Bank of England chief economist Andy Haldane said on Tuesday that “early” evidence continued to indicate that the UK economy was set for a rapid V-shaped recovery.
“There is a debate about which letter of the alphabet will best describe the path of the economy,” Haldane said, noting that there was scepticism about the swift recovery predicted in the central bank’s May Monetary Policy Report.
“It is early days, but my reading of the evidence is so far, so V,” he said, speaking during an online webinar.
During a V-shaped recession, an economy suffers a sharp but short-lived period of economic contraction, which is immediately followed by a quick return to pre-crisis levels of growth.
Haldane said that several unofficial economic indicators, such as data on credit card transactions, Google searches, and measures of footfall on the high street, suggested that the UK recovery had come “sooner and faster” than any forecasters had predicted.
He said that, if the recovery was to continue at this pace, then the UK economy could end up contracting by just 8% in 2020, far lower than the 17% the Bank of England had predicted in May.
Forecasters at the bank have revised their forecast for global GDP growth, suggesting a contraction of just 10% in the second quarter — a marked improvement from the previously predicted 23% contraction.
“Even relative to the scale of the fall, this is a large upward revision,” Haldane said. “One reason is because social distancing measures have been loosened more rapidly than expected.”
But Haldane said that the pace at which coronavirus restrictions were eased in the UK was broadly in line with what the Bank of England had predicted, meaning that the strong recovery thus far could indicate “underlying strength” in UK consumer spending.
Haldane also said that the evidence suggested that UK consumers were not simply bringing future spending forward.
“Looking ahead, the opening of pubs, restaurants, hotels, cinemas and other hospitality outlets on 4 July will provide further impetus to spending,” he said.
“My own market intelligence suggests considerable pent-up demand.”
Haldane’s comments come after the Office for National Statistics (ONS) said on Tuesday that UK economic output shrunk by 2.2% in the first three months of the year, the largest quarter-on-quarter contraction in GDP in 40 years.
The final tally was worse than an earlier estimate, published in May, that said GDP contracted by 2%.
Speaking earlier this month, Bank of England governor Andrew Bailey said that the bank did not spend “any time” trying to determine the letter used to describe the shape of the economic recovery.
“We don’t want to get too carried away by this.
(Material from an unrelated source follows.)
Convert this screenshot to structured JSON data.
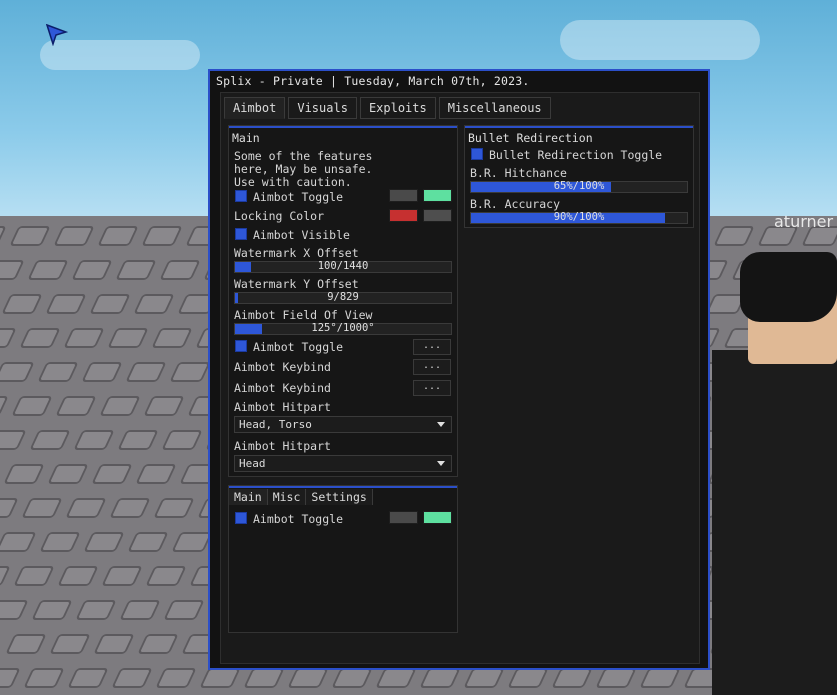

I mean, let’s be clear, I mean, we’re still living in very unusual times,” he said, noting that a lifting of restrictions would result in a jump in economic activity.